The man himself, Boma ‘Junko’ Iringe has joined Patchwork as our Social Media Manager! We sat down with Junko to discuss his decision to join the team and his wider thoughts on esports and event management. #WelcomeJunko

Tell us a bit about your journey into esports, what got you into the wider scene?

I got into the general fighting game and esports scene from watching The Smash Brothers documentary as well as watching EVO that same year, but in terms of competing, it was actually Moke that ran Smash 4 weeklies when we both attended uni together which eventually ended up in me going to my first Smash tournament. Other esports soon followed, Street Fighter V came out around the same time and fighting games hit a new stride, becoming the biggest they’ve ever been. I then began following CoD towards the end of the WW2 season and have been glued to it ever since.

You’re well known for leading a lot of community projects in UK Smash, what motivates you to be as involved as you are?

So, the community projects (the Rankings and the Circuit) very much came from a “sure why not” mentality. cousin boneless at the beginning of 2018 was talking about the former Cloudhead Live Rank and made an off-hand remark saying something along the lines of “Boma why don’t you make one for the North”… so I did lmao, which eventually became the UK Rankings, which was heavily involved in the creation of the North and England PRs of the past year. As for the Circuit, I was watching the EU Circuit Invitational and how poor the communication and general running of the Circuit was, even down to the graphical design. So I hit up Tigerton and G-P and decided to see if we can do one better! The Finale hasn’t happened yet but I think we’ve done pretty well 🙂

Why did you decide to join Patchwork?

I decided to join Patchwork because of the personal connection I have with the management and its players, in addition to that, I feel like transitioning from player strategies to social media management and writing my own content is something I can very much use in real life, particularly the management of the website, as I aspire to work in UI/UX or web design in the future.

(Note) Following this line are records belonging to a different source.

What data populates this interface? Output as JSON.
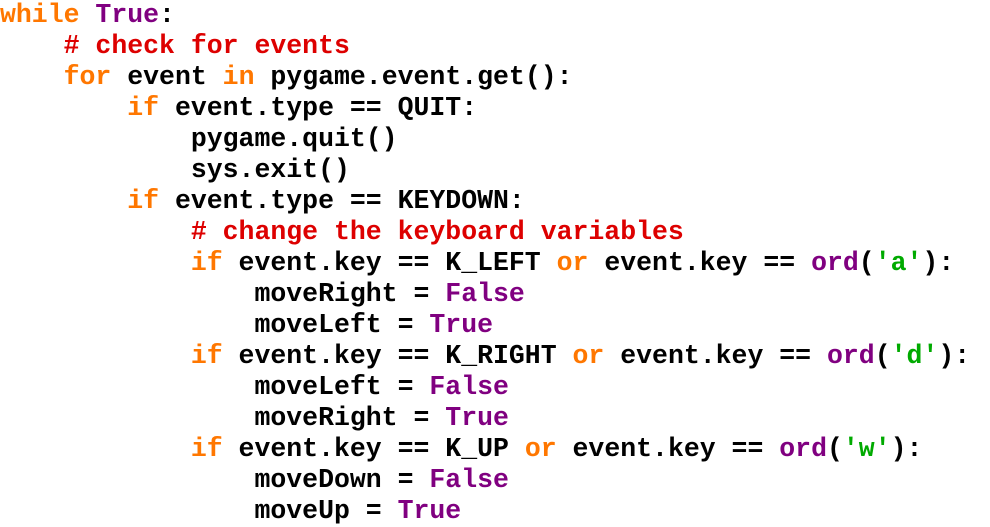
{
  "colors": {
    "keyword": "#ff7700",
    "constant": "#800080",
    "builtin": "#800080",
    "comment": "#dd0000",
    "string": "#00aa00",
    "plain": "#000000"
  },
  "code_lines": [
    {
      "indent": "",
      "tokens": [
        {
          "t": "keyword",
          "v": "while"
        },
        {
          "t": "plain",
          "v": " "
        },
        {
          "t": "const",
          "v": "True"
        },
        {
          "t": "plain",
          "v": ":"
        }
      ]
    },
    {
      "indent": "    ",
      "tokens": [
        {
          "t": "comment",
          "v": "# check for events"
        }
      ]
    },
    {
      "indent": "    ",
      "tokens": [
        {
          "t": "keyword",
          "v": "for"
        },
        {
          "t": "plain",
          "v": " event "
        },
        {
          "t": "keyword",
          "v": "in"
        },
        {
          "t": "plain",
          "v": " pygame.event.get():"
        }
      ]
    },
    {
      "indent": "        ",
      "tokens": [
        {
          "t": "keyword",
          "v": "if"
        },
        {
          "t": "plain",
          "v": " event.type == QUIT:"
        }
      ]
    },
    {
      "indent": "            ",
      "tokens": [
        {
          "t": "plain",
          "v": "pygame.quit()"
        }
      ]
    },
    {
      "indent": "            ",
      "tokens": [
        {
          "t": "plain",
          "v": "sys.exit()"
        }
      ]
    },
    {
      "indent": "        ",
      "tokens": [
        {
          "t": "keyword",
          "v": "if"
        },
        {
          "t": "plain",
          "v": " event.type == KEYDOWN:"
        }
      ]
    },
    {
      "indent": "            ",
      "tokens": [
        {
          "t": "comment",
          "v": "# change the keyboard variables"
        }
      ]
    },
    {
      "indent": "            ",
      "tokens": [
        {
          "t": "keyword",
          "v": "if"
        },
        {
          "t": "plain",
          "v": " event.key == K_LEFT "
        },
        {
          "t": "keyword",
          "v": "or"
        },
        {
          "t": "plain",
          "v": " event.key == "
        },
        {
          "t": "builtin",
          "v": "ord"
        },
        {
          "t": "plain",
          "v": "("
        },
        {
          "t": "string",
          "v": "'a'"
        },
        {
          "t": "plain",
          "v": "):"
        }
      ]
    },
    {
      "indent": "                ",
      "tokens": [
        {
          "t": "plain",
          "v": "moveRight = "
        },
        {
          "t": "const",
          "v": "False"
        }
      ]
    },
    {
      "indent": "                ",
      "tokens": [
        {
          "t": "plain",
          "v": "moveLeft = "
        },
        {
          "t": "const",
          "v": "True"
        }
      ]
    },
    {
      "indent": "            ",
      "tokens": [
        {
          "t": "keyword",
          "v": "if"
        },
        {
          "t": "plain",
          "v": " event.key == K_RIGHT "
        },
        {
          "t": "keyword",
          "v": "or"
        },
        {
          "t": "plain",
          "v": " event.key == "
        },
        {
          "t": "builtin",
          "v": "ord"
        },
        {
          "t": "plain",
          "v": "("
        },
        {
          "t": "string",
          "v": "'d'"
        },
        {
          "t": "plain",
          "v": "):"
        }
      ]
    },
    {
      "indent": "                ",
      "tokens": [
        {
          "t": "plain",
          "v": "moveLeft = "
        },
        {
          "t": "const",
          "v": "False"
        }
      ]
    },
    {
      "indent": "                ",
      "tokens": [
        {
          "t": "plain",
          "v": "moveRight = "
        },
        {
          "t": "const",
          "v": "True"
        }
      ]
    },
    {
      "indent": "            ",
      "tokens": [
        {
          "t": "keyword",
          "v": "if"
        },
        {
          "t": "plain",
          "v": " event.key == K_UP "
        },
        {
          "t": "keyword",
          "v": "or"
        },
        {
          "t": "plain",
          "v": " event.key == "
        },
        {
          "t": "builtin",
          "v": "ord"
        },
        {
          "t": "plain",
          "v": "("
        },
        {
          "t": "string",
          "v": "'w'"
        },
        {
          "t": "plain",
          "v": "):"
        }
      ]
    },
    {
      "indent": "                ",
      "tokens": [
        {
          "t": "plain",
          "v": "moveDown = "
        },
        {
          "t": "const",
          "v": "False"
        }
      ]
    },
    {
      "indent": "                ",
      "tokens": [
        {
          "t": "plain",
          "v": "moveUp = "
        },
        {
          "t": "const",
          "v": "True"
        }
      ]
    }
  ]
}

You’ve shown interest in quite a lot of different esports – how do you think the communities for each game/genre differ?

I mostly think the wider fighting game community have a more “negative” view on esports, mostly due to games like SFV not being as good as some people wanted but being having a large Circuit and prize pool behind it. As a result people generally like to talk smack a lot, which they do in the Smash community, but I don’t think it’s quite to the same level. I don’t think I’ve really been in the CoD community long enough to comment on that one though ^^;

What advice do you have for anyone looking to host their own event(s) for their favourite esport?

Honestly, it’s not too bad as you might think, but you should start small. Get a couple friends round, charge a couple quid, winner takes all. It’s good to get an understanding of how these things work at first by observing how others do their events and trying to run smaller events first! Bailrigg started off by Moke running weeklies for 10 being in Lancaster University, which then became a 64 man Smash 4/Melee/PM event and then when I took over we eventually reached the heights of a 100-man Ultimate tournament, over the course of about 2 years. But if the seeds were never planted by starting small, I don’t think I would be where I am today.

How do you think you can help grow the Patchwork brand?

I think with the amount of experience I have creating social media content in the past, I can use that knowledge, along with my IT know-how to improve upon the solid foundation of social media and web content here at Patchwork.